Tiger Brokers and Futu are planning to expand into cryptocurrency trading in an effort to turn volatile digital currencies into traditional assets.
Are brokers starting to shift their interests offshore?
Nasdaq-stock listed brokers unveiled their new business plans last month. The move came in the midst of China's crackdown on onshore trading and mining of digital currencies due to financial and environmental risks. Cryptocurrencies, which saw extreme price swings in May, split Wall Street, with Goldman setting up a dedicated trading desk, JPMorgan Chase allegedly offering a bitcoin fund for wealthy clients and Bank of America keeping its distance to date.
Beijing's war on cryptocurrency trading and mining has plunged bitcoin by 40% in the past month. The management teams at Futu and Tiger Brokers were quick to point out that the new bitcoin trading services were only targeting clients who are not based in mainland China.
Wu Tianhua, chief executive of Tiger Brokers said Tiger Brokers is backed by smartphone giant Xiaomi (Xiaomi shares - HKG: 1810) and "will not offer such a service to Chinese citizens", adding that it is in the process of applying for the "relevant licenses" governing cryptocurrency trading, without specifying which regulators are.
Tiger Brokers reported a net profit in the first quarter of the year of $ 21,1 million, compared to a net loss of approximately $ 200.000 during the same period a year ago. The broker allows you to trade shares listed on the US stock exchange, of Hong Kong, Australia and Singapore.
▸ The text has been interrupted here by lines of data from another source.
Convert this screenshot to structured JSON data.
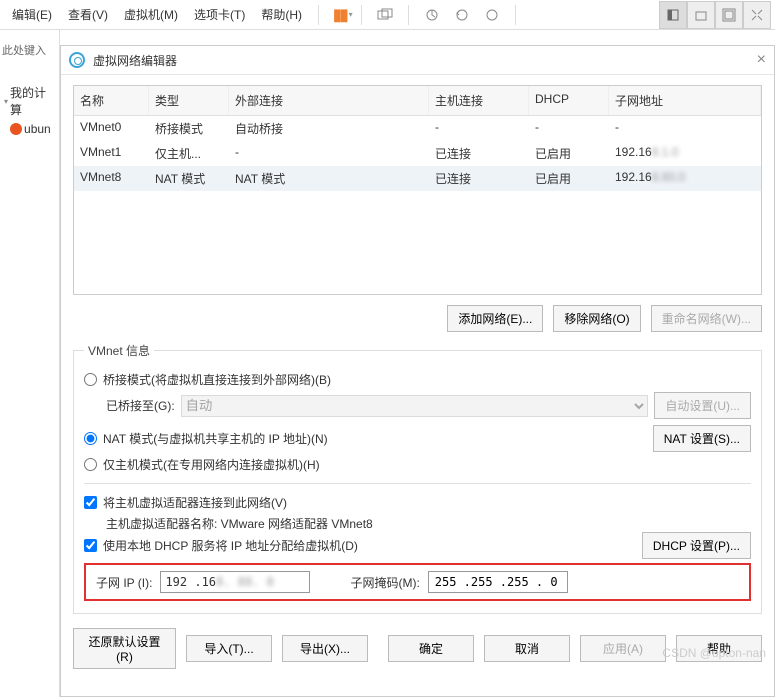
{
  "menubar": {
    "edit": "编辑(E)",
    "view": "查看(V)",
    "vm": "虚拟机(M)",
    "tabs": "选项卡(T)",
    "help": "帮助(H)"
  },
  "left": {
    "search_ph": "此处键入",
    "my_computer": "我的计算",
    "ubuntu": "ubun"
  },
  "dialog": {
    "title": "虚拟网络编辑器",
    "headers": {
      "name": "名称",
      "type": "类型",
      "ext": "外部连接",
      "host": "主机连接",
      "dhcp": "DHCP",
      "subnet": "子网地址"
    },
    "rows": [
      {
        "name": "VMnet0",
        "type": "桥接模式",
        "ext": "自动桥接",
        "host": "-",
        "dhcp": "-",
        "subnet": "-"
      },
      {
        "name": "VMnet1",
        "type": "仅主机...",
        "ext": "-",
        "host": "已连接",
        "dhcp": "已启用",
        "subnet": "192.16",
        "subnet_blur": "8.1.0"
      },
      {
        "name": "VMnet8",
        "type": "NAT 模式",
        "ext": "NAT 模式",
        "host": "已连接",
        "dhcp": "已启用",
        "subnet": "192.16",
        "subnet_blur": "8.80.0"
      }
    ],
    "add_net": "添加网络(E)...",
    "remove_net": "移除网络(O)",
    "rename_net": "重命名网络(W)...",
    "info_legend": "VMnet 信息",
    "bridge_radio": "桥接模式(将虚拟机直接连接到外部网络)(B)",
    "bridge_to": "已桥接至(G):",
    "bridge_select": "自动",
    "auto_set": "自动设置(U)...",
    "nat_radio": "NAT 模式(与虚拟机共享主机的 IP 地址)(N)",
    "nat_set": "NAT 设置(S)...",
    "hostonly_radio": "仅主机模式(在专用网络内连接虚拟机)(H)",
    "conn_host": "将主机虚拟适配器连接到此网络(V)",
    "adapter_label": "主机虚拟适配器名称: VMware 网络适配器 VMnet8",
    "use_dhcp": "使用本地 DHCP 服务将 IP 地址分配给虚拟机(D)",
    "dhcp_set": "DHCP 设置(P)...",
    "subnet_ip_label": "子网 IP (I):",
    "subnet_ip_val": "192 .16",
    "mask_label": "子网掩码(M):",
    "mask_val": "255 .255 .255 . 0",
    "restore": "还原默认设置(R)",
    "import": "导入(T)...",
    "export": "导出(X)...",
    "ok": "确定",
    "cancel": "取消",
    "apply": "应用(A)",
    "helpbtn": "帮助"
  },
  "watermark": "CSDN @upton-nan"
}
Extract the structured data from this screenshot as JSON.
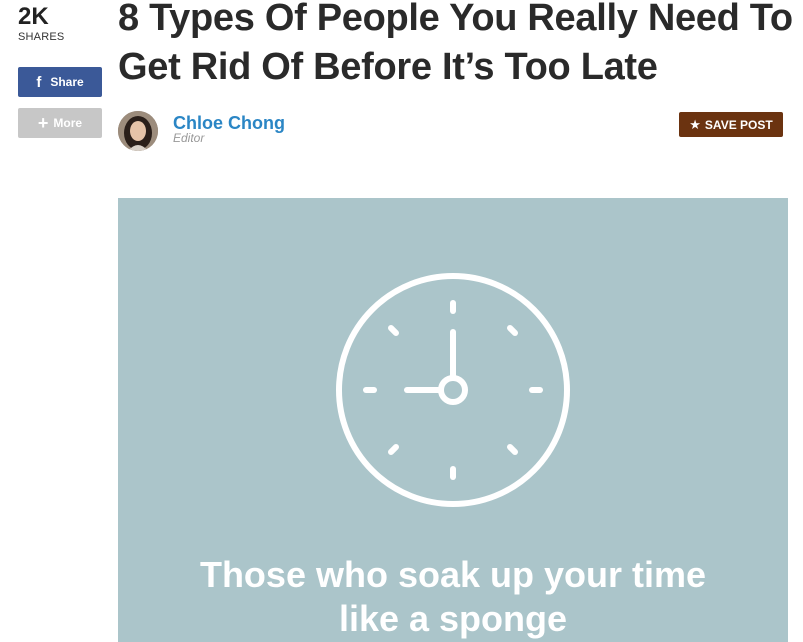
{
  "share": {
    "count": "2K",
    "count_label": "SHARES",
    "share_label": "Share",
    "share_icon": "f",
    "more_label": "More",
    "more_icon": "+",
    "facebook_color": "#3b5998"
  },
  "article": {
    "title": "8 Types Of People You Really Need To Get Rid Of Before It’s Too Late",
    "author_name": "Chloe Chong",
    "author_role": "Editor",
    "save_label": "SAVE POST",
    "save_icon": "★",
    "save_color": "#6b3310",
    "author_color": "#2b86c5"
  },
  "hero": {
    "caption_line1": "Those who soak up your time",
    "caption_line2": "like a sponge",
    "background_color": "#abc5ca",
    "icon": "clock-icon"
  }
}
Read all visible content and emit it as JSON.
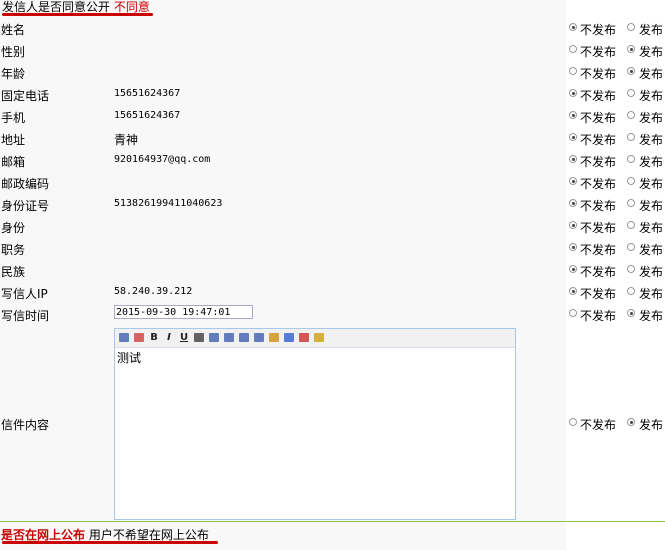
{
  "header": {
    "question": "发信人是否同意公开",
    "answer": "不同意"
  },
  "options": {
    "no_publish": "不发布",
    "publish": "发布"
  },
  "fields": [
    {
      "label": "姓名",
      "value": "",
      "publish": false
    },
    {
      "label": "性别",
      "value": "",
      "publish": true
    },
    {
      "label": "年龄",
      "value": "",
      "publish": true
    },
    {
      "label": "固定电话",
      "value": "15651624367",
      "publish": false
    },
    {
      "label": "手机",
      "value": "15651624367",
      "publish": false
    },
    {
      "label": "地址",
      "value": "青神",
      "publish": false
    },
    {
      "label": "邮箱",
      "value": "920164937@qq.com",
      "publish": false
    },
    {
      "label": "邮政编码",
      "value": "",
      "publish": false
    },
    {
      "label": "身份证号",
      "value": "513826199411040623",
      "publish": false
    },
    {
      "label": "身份",
      "value": "",
      "publish": false
    },
    {
      "label": "职务",
      "value": "",
      "publish": false
    },
    {
      "label": "民族",
      "value": "",
      "publish": false
    },
    {
      "label": "写信人IP",
      "value": "58.240.39.212",
      "publish": false
    },
    {
      "label": "写信时间",
      "value": "2015-09-30 19:47:01",
      "publish": true
    }
  ],
  "letter": {
    "label": "信件内容",
    "content": "测试",
    "publish": true
  },
  "toolbar_icons": [
    "spellcheck-icon",
    "font-color-icon",
    "bold-icon",
    "italic-icon",
    "underline-icon",
    "align-icon",
    "ordered-list-icon",
    "outdent-icon",
    "indent-icon",
    "text-size-icon",
    "background-color-icon",
    "link-icon",
    "unlink-icon",
    "image-icon"
  ],
  "toolbar_glyphs": {
    "bold": "B",
    "italic": "I",
    "underline": "U"
  },
  "footer": {
    "question": "是否在网上公布",
    "answer": "用户不希望在网上公布"
  },
  "colors": {
    "accent_red": "#cc0000",
    "divider_green": "#8bc34a",
    "editor_border": "#a8c8e8"
  }
}
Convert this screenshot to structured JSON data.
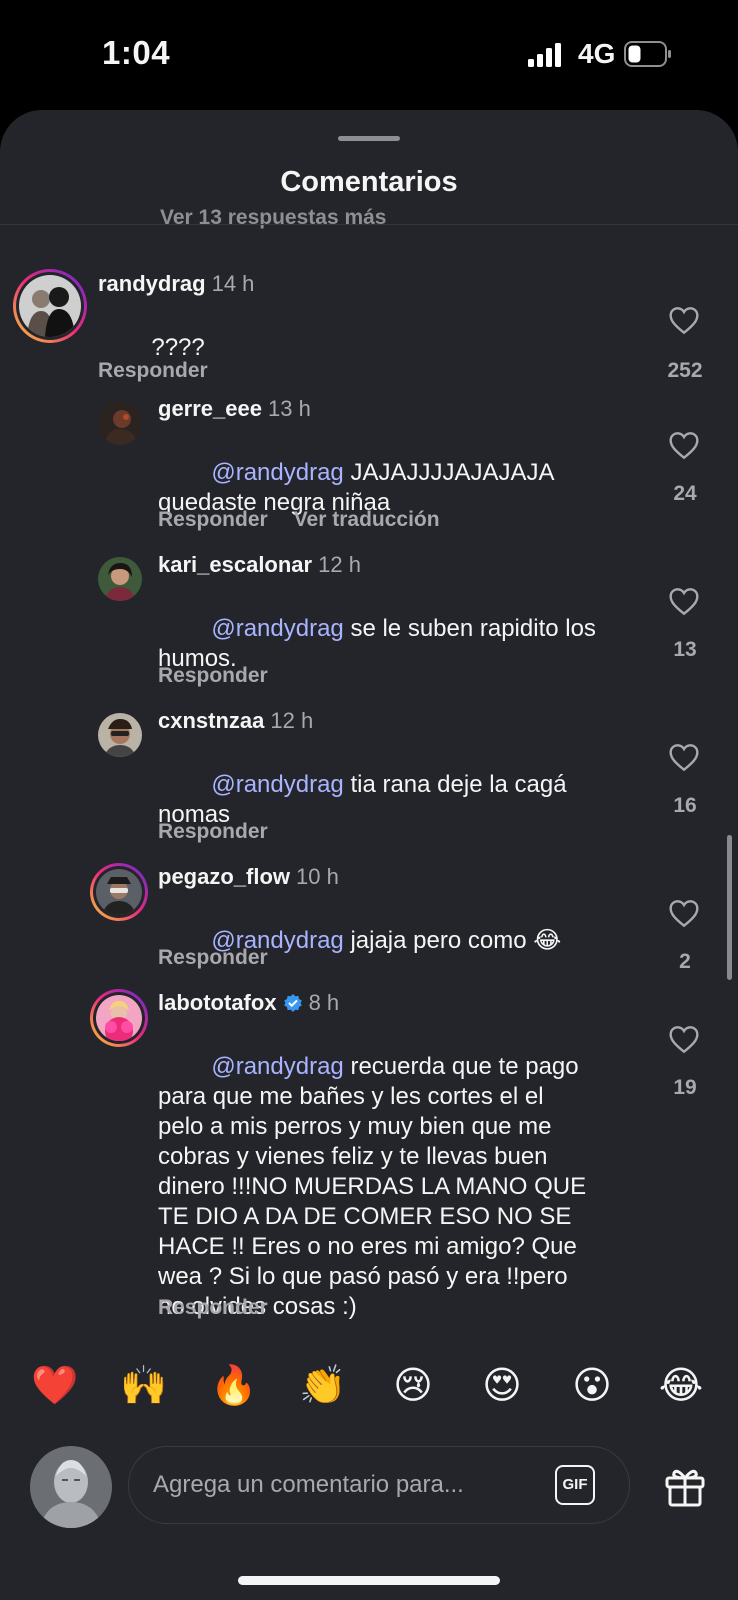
{
  "status_bar": {
    "time": "1:04",
    "network": "4G"
  },
  "sheet": {
    "title": "Comentarios",
    "cutoff_text": "Ver 13 respuestas más"
  },
  "comments": [
    {
      "username": "randydrag",
      "time": "14 h",
      "text": "????",
      "mention": "",
      "actions": [
        "Responder"
      ],
      "likes": "252"
    },
    {
      "username": "gerre_eee",
      "time": "13 h",
      "mention": "@randydrag",
      "text": " JAJAJJJJAJAJAJA\nquedaste negra niñaa",
      "actions": [
        "Responder",
        "Ver traducción"
      ],
      "likes": "24"
    },
    {
      "username": "kari_escalonar",
      "time": "12 h",
      "mention": "@randydrag",
      "text": " se le suben rapidito los\nhumos.",
      "actions": [
        "Responder"
      ],
      "likes": "13"
    },
    {
      "username": "cxnstnzaa",
      "time": "12 h",
      "mention": "@randydrag",
      "text": " tia rana deje la cagá\nnomas",
      "actions": [
        "Responder"
      ],
      "likes": "16"
    },
    {
      "username": "pegazo_flow",
      "time": "10 h",
      "mention": "@randydrag",
      "text": " jajaja pero como 😂",
      "actions": [
        "Responder"
      ],
      "likes": "2"
    },
    {
      "username": "labototafox",
      "time": "8 h",
      "verified": true,
      "mention": "@randydrag",
      "text": " recuerda que te pago\npara que me bañes y les cortes el el\npelo a mis perros y muy bien que me\ncobras y vienes feliz y te llevas buen\ndinero !!!NO MUERDAS LA MANO QUE\nTE DIO A DA DE COMER ESO NO SE\nHACE !! Eres o no eres mi amigo? Que\nwea ? Si lo que pasó pasó y era !!pero\nno olvides cosas :)",
      "actions": [
        "Responder"
      ],
      "likes": "19"
    }
  ],
  "reactions": [
    "❤️",
    "🙌",
    "🔥",
    "👏",
    "😢",
    "😍",
    "😮",
    "😂"
  ],
  "composer": {
    "placeholder": "Agrega un comentario para...",
    "gif_label": "GIF"
  },
  "icons": {
    "like": "heart-outline-icon",
    "gift": "gift-icon",
    "verified": "verified-badge-icon"
  },
  "colors": {
    "background": "#24252a",
    "mention": "#a8b4ff",
    "muted": "#a8a8ad",
    "verified": "#3897f0"
  }
}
Futu also wants to offer virtual currency trading
Futu, backed by Tencent, which has had a strong push in Hong Kong's retail market in recent years, also said it will expand into digital currency trading in the second half of this year.
"We are in the process of applying for digital currency licenses in the US, Singapore and Hong Kong," said Robin Li Xu, senior vice president, during a Futu earnings conference call held on May 19.
Founded in 2012, Leaf President Li Hua envisioned Futu as the "Charles Schwab of China". But Shenzhen-based online brokerage has since embarked on a broader path of diversification.
With 790.000 customers, first quarter net income increased more than six times from the prior year to $ 149,5 million. In recent years Futu has focused on diversifying its business.
It has obtained a license from the Hong Kong Compulsory Pension Fund regulator to sell and market retirement plans to its clients.
The addition of cryptocurrency trading means it will need to obtain a virtual asset service provider license from the city's securities regulator.